My face is falling asleep

Nothing against creative dialogue with colleagues at work. But meetings are frequently a huge waste of time, according to our author.

I’m lucky. Since I’ve been working as a freelance journalist, I’ve been spared a lot. Commuting to work, for example. I don’t get stuck in traffic or in the corridor of an overcrowded train. But what’s much better: I don’t have to attend any more meetings. Of course, I still have meetings or conceptual discussions with my clients. But these are about a specific interview, piece of reporting or article. Work meetings like that are usually held with no more than three people and they’re over in a flash as soon as everything has been discussed. But I can well remember the time when I was still an employee. There was no escape. Morning meetings, weekly meetings, briefing meetings, debriefing meetings – whatever the meeting involving the whole department and its head was called, it was always pretty much the same.
And it went like this:

Braggers and empty phrases
The whole gang meet more or less punctually in a much too small, stuffy conference room, sit down around the table and wait for something to happen. There’s always someone who comes late, of course. Mr or Mrs Bragger was busy saving the world. Or they were simply in the toilet, tidying their hair. Finally everybody is there and the meeting can start. And immediately, you’re bombarded with empty phrases from one end of the table. The talk is of quick wins that you have to focus on proactively as this is the only way to achieve the core values. Another colleague takes the opportunity to big themselves up with plagiarized ideas. Another who can’t even manage that bores the meeting with their wildly exciting private life. Others don’t say anything at all, play with their mobile phone, bite their fingernails or write to-do lists. No, not for their job. They’re just reminding themselves to buy butter. And cat food. And that it’s time for their annual check-up with their gynaecologist.

Boredom to the point of nodding off
Minutes turn to hours and the meeting goes on and on. The air gets stuffier and stuffier. And it seems just a matter of time until somebody nods off. Which is no rare occurrence, by the way. The electronics company Sharp surveyed over 2,000 employees in different companies in Europe and came to the conclusion that one out of ten employees has fallen asleep in a meeting. Ten percent had made up an excuse for leaving the room early. No wonder, then, that according to a study by management consultants Bain & Company, over 50 percent of all meetings are regarded as a waste of time by those attending them.

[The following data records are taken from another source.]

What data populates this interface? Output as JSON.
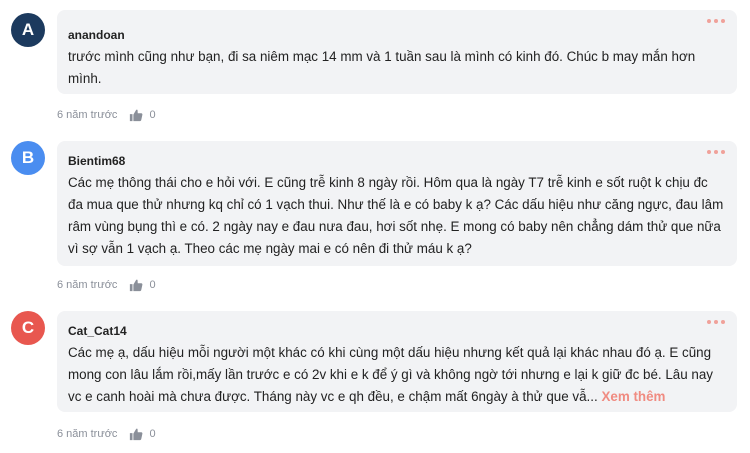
{
  "comments": [
    {
      "avatar_letter": "A",
      "avatar_color": "#1c3a5e",
      "username": "anandoan",
      "text": "trước mình cũng như bạn, đi sa niêm mạc 14 mm và 1 tuần sau là mình có kinh đó. Chúc b may mắn hơn mình.",
      "time": "6 năm trước",
      "likes": "0"
    },
    {
      "avatar_letter": "B",
      "avatar_color": "#4a8df0",
      "username": "Bientim68",
      "text": "Các mẹ thông thái cho e hỏi với. E cũng trễ kinh 8 ngày rồi. Hôm qua là ngày T7 trễ kinh e sốt ruột k chịu đc đa mua que thử nhưng kq chỉ có 1 vạch thui. Như thế là e có baby k ạ? Các dấu hiệu như căng ngực, đau lâm râm vùng bụng thì e có. 2 ngày nay e đau nưa đau, hơi sốt nhẹ. E mong có baby nên chẳng dám thử que nữa vì sợ vẫn 1 vạch ạ. Theo các mẹ ngày mai e có nên đi thử máu k ạ?",
      "time": "6 năm trước",
      "likes": "0"
    },
    {
      "avatar_letter": "C",
      "avatar_color": "#e8574f",
      "username": "Cat_Cat14",
      "text": "Các mẹ ạ, dấu hiệu mỗi người một khác có khi cùng một dấu hiệu nhưng kết quả lại khác nhau đó ạ. E cũng mong con lâu lắm rồi,mấy lần trước e có 2v khi e k để ý gì và không ngờ tới nhưng e lại k giữ đc bé. Lâu nay vc e canh hoài mà chưa được. Tháng này vc e qh đều, e chậm mất 6ngày à thử que vẫ...",
      "see_more": "Xem thêm",
      "time": "6 năm trước",
      "likes": "0"
    }
  ]
}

Stand or keep quiet
According to the above study, employees in companies spend around 15 percent of their time in meetings – and the figure is trending upwards. Ingenious minds have thought of all kinds of ruses to keep the waste of time to a minimum. ‘Stand-ups’, for example, or meetings held on foot. These take up around one third less time and they reliably prevent anyone from falling asleep. Amazon boss Jeff Bezos has developed a special method to combat the endless waffle: a silent start. No-one speaks for up to half an hour. But they don’t spend the time dozing. No. The time is to be used to read the material for the meeting or prepare yourself for the upcoming discussion.

Canteen instead of meeting I’m not sure if that does any good. In any case, I’m glad that I’m spared the 25 hours of meetings a month which, according to the Sharp study, people feel are ineffective. It adds up to a lot of time that can be put to better use. For working, for example. Or for a walk. Or going for lunch with your colleagues. According to a study by Cornell University, that’s not only supposed to improve teamwork but also boost performance in general. So from that point of view, the canteen is preferable to any meeting. Bon appétit!

Marianna Siegenthaler lives as a freelance author in Uetikon am See.